There are four types of different wheels: normal plastic, one-way, aluminum, and lock-nut. Normal plastic wheels are fine, but they are not adequate for really fast cars. They become loose after disconnecting them from the axle several times. Additionally, they create drag when the car going through turns as the axle locks the two wheels at same speed, since the outer wheel must cover more distance than the inner wheel (relatively to the turn of the course). One-way wheels allow either side to roll faster than the other when turning, and minimize the speed loss in turns. Aluminum wheels are very light, sturdy, and best for speed. Some aluminum wheels have preventive measures against loosening with the axle. However, lock-nut wheels are the best in preventing the cars from losing the wheels during a run.
There are four types of tires: rubber, sponge, reston, and semi-pneumatic.. Rubber tires come as standard with the Mini 4WD, and, although it has good grip, it is heavy and is susceptible to slipping on wet surfaces. The alternate solution to the rubber tire are the reston or sponge tires, which are very light, have good grip, and are better suited for rainy days. Yet, these get dirty easily, and they tend to exhaust the motor.
Bumper is the front of the minicar, and there is an optional bumper attachable on the back of the mini car. Upgrading the bumper is unnecessary, unless, as mentioned above, the car needs more downforce to counter decrease in stability. Additionally, the standard plastic bumpers tend to bend, causing the rollers to run at angles and making the mini car fly off the course. Aluminum bumper is needed to prevent this from occurring.
Roller is the wheel that rests on either end of the mini car's bumper and glides against the wall of the course. This allows the car to change direction and maintain stability. Conventional roller will do fine on a car with average speed, but, on a much faster car, aluminum or ball-bearing rollers must be purchased to acquire additional downforce and stability. These rollers do not tilt in angle as the conventional plastic rollers, and, therefore, have better chance in preventing the car from flinging off the course. Ball-bearing rollers have small metal balls around the internal ring, on which the roller spins, in order to minimize friction.
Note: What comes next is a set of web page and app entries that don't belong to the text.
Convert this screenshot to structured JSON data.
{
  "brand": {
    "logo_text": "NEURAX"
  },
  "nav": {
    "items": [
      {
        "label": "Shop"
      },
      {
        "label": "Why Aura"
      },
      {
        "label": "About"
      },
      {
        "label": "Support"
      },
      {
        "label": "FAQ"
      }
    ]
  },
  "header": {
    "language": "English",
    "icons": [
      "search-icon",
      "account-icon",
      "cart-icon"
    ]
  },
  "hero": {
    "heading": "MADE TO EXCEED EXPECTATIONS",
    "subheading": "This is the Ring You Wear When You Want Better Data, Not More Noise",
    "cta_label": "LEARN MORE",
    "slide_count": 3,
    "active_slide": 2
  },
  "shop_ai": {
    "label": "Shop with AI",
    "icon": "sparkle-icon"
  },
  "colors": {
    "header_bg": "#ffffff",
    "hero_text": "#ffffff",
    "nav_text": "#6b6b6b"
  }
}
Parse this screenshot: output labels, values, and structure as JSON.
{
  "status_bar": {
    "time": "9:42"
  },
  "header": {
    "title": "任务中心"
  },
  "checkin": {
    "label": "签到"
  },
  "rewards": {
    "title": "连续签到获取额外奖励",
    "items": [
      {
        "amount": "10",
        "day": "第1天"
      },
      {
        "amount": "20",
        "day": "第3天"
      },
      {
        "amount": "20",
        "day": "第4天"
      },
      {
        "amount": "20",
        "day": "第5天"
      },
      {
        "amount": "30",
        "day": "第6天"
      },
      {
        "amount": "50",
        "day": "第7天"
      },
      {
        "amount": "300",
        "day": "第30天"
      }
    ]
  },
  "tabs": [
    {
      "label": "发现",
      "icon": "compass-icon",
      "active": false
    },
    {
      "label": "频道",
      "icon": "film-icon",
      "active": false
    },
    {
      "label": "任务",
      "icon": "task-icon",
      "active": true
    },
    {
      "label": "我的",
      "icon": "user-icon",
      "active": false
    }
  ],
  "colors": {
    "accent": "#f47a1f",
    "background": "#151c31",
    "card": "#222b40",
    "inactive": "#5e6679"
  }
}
Some rollers consist of two rollers on a pole -one at the base and other at the top-, so that they may offer the best stability. There are three types of roller arrangements. The first one is in which all rollers are same-sized, and this is for straight courses. The second arrangement, in which larger rollers are stationed in the front, is less stable when running through corners but minimizes speed losses; the third arrangement, in which smaller rollers are put in the front, is more stable when running through corners but the car is more susceptible to speed losses as it pushes into the wall.
- ↑ Tamiya USA Product Page
- ↑ "ミニ四駆情報". Tamiya. Retrieved 2007-01-21.
- ↑ MINI4WD.IT Mini 4wd Granprix photos in the world
- ↑ Team Storm Mini 4WD hobby page
- ↑ ANS profile on Dash! Yonkuro
- ↑ ANS profile on Bakusou Kyoudai Let's & Go
- ↑ Mini 4WD Extreme
- ↑ Tamiya USA Article On Mini 4WD Pro
- ↑ Tower Hobbies Product Display
- ↑ Mini 4WD Extreme Info On Motors
- ↑ Mini 4WD Hobby Info On Gear
- ↑ 12.0 12.1 Mini 4WD Extreme Info On Wheels
- ↑ Mini 4WD Hobby Info On Tires
- ↑ Mini 4WD Hobby Info On Rollers
- Mini 4WD Online (Japanese)
- Mini 4WD Extreme
- The Biggest Mini 4WD Boxart Gallery
- MINI4WD.IT 3600 mini 4WD images, Granprix in Italy, special info and videos
- Bakusou Kyoudai Let's & Go fansite
- Team Storm Mini 4WD world
- HONG KONG MINI 4WD ASSOCIATION
- EMPEROR RACING @ EMPRESS SPEEDWAY - Mini 4WD Speedway/Forum of Hong Kong
- Indonesia Mini4wd